People mourn next to the coffin with the remains of Mexican environmentalist Homero Gomez González, during his funeral in El Rosario village, Mexico.
People mourn next to the coffin with the remains of Mexican environmentalist Homero Gomez González, during his funeral in El Rosario village, Mexico.   -   Copyright  ENRIQUE CASTRO / AFP   -  
By Rosie Frost

Murders of activists defending the environment and land rights hit a record high last year, according to a report by Global Witness.  

The** figures** released today show that 227 environmental defenders were killed around the world in 2020. It is the second consecutive year that the NGO has reported a record number of murders of those working to protect natural resources such as water supplies, forests and oceans.

Colombia had the highest number of recorded attacks with 65 environmentalists killed in 2020. Global Witness says a third of these attacks targeted Indigenous and Afro-descent people and almost half were against small scale farmers.

Almost a third of all attacks recorded in 2020 targeted Indigenous people.

“One day, we hope to report an end to the violence against those defending our planet and their land,” says Chris Madden, senior campaigner with Global Witness.

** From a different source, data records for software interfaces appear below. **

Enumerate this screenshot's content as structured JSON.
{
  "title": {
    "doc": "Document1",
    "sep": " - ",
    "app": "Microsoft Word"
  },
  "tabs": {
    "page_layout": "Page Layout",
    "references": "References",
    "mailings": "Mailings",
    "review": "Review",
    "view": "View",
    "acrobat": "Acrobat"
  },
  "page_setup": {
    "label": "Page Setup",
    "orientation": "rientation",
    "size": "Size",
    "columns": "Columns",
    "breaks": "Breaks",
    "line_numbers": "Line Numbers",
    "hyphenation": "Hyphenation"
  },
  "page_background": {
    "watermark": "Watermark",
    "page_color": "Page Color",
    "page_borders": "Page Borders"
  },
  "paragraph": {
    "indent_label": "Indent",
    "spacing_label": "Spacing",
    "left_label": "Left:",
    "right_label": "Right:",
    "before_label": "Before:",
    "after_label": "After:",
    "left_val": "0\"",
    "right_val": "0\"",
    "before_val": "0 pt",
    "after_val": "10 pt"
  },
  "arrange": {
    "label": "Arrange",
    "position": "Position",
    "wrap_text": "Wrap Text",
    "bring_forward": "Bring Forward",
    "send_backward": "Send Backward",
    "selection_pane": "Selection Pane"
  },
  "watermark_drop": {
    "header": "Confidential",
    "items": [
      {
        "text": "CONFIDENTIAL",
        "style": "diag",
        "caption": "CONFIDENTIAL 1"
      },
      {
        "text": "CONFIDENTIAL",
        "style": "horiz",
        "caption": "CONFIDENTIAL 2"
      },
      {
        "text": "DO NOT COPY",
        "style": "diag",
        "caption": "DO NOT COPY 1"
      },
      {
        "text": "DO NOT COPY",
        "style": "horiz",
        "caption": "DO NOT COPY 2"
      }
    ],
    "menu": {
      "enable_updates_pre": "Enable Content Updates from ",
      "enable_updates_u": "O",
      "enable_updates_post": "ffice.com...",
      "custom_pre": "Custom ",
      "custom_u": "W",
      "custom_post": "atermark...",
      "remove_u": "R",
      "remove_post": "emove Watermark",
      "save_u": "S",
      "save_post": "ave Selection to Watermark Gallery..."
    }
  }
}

“This dataset is another stark reminder that fighting the climate crisis carries an unbearably heavy burden for some, who risk their lives to save the forests, rivers and biospheres that are essential to counteract unsustainable global warming.”

Forest defenders under threat

Of those environmental defenders who were attacked for protecting specific ecosystems, 70 per cent were working to prevent deforestation and industrial development in the world’s forests.

Logging was the sector linked to the most murders including the death of activist Raúl Hernández who disappeared after leaving his job as a tour guide at a monarch butterfly sanctuary in Mexico.

He was the second fatality in this community of conservationists after fellow environmental defender Homero Gómez González. González managed El Rosario de la Mariposa Monarca, a butterfly sanctuary that opened in November as part of a strategy to stop illegal logging in the area.

People carry the coffin with the remains of Mexican environmentalist Homero Gomez González, during his funeral procession in El Rosario village, Mexico.ENRIQUE CASTRO/AFP

Every year tens of thousands of monarch butterflies migrate to the region from the US and Canada. The mountainous forest in central Mexico is a vital habitat for these insects.

González’s relatives told local media that he had received threats warning him to stop his campaign against logging from a local crime gang. After more than 200 volunteers joined the search for the environmental activist, his body was discovered in a reservoir in central Mexico in January 2020.

Governments need to ‘get serious’

Despite the record number of killings, many murders go unreported, particularly in rural areas. Growing restrictions on journalism and other civic freedoms mean that this “shocking” figure is likely to be an underestimate according to Global Witness.

The report says that states around the world - including the US, Brazil, Colombia and the Philippines - have used the COVID-19 pandemic to “strengthen draconian measures” which control citizens.

Global Witness is calling on governments to ensure national policies protect those that defend the environment and scrap any policies that criminalise them.

It wants the UN to formally recognise the human right to a safe, healthy and sustainable environment, adding that any commitments to action the Paris agreement at COP26 should include human rights protections.

The NGOs own research shows that more than 963 people have been killed defending their land since the Paris Agreement was signed in 2015.

The report also recommends that companies and financial institutes be required to provide accountability for violence and any other harm that may come to environmental defenders throughout their global operations and supply chains.

Madden says that companies need to start “putting people and planet before profit”. If they don’t then both climate breakdown and these killings will continue.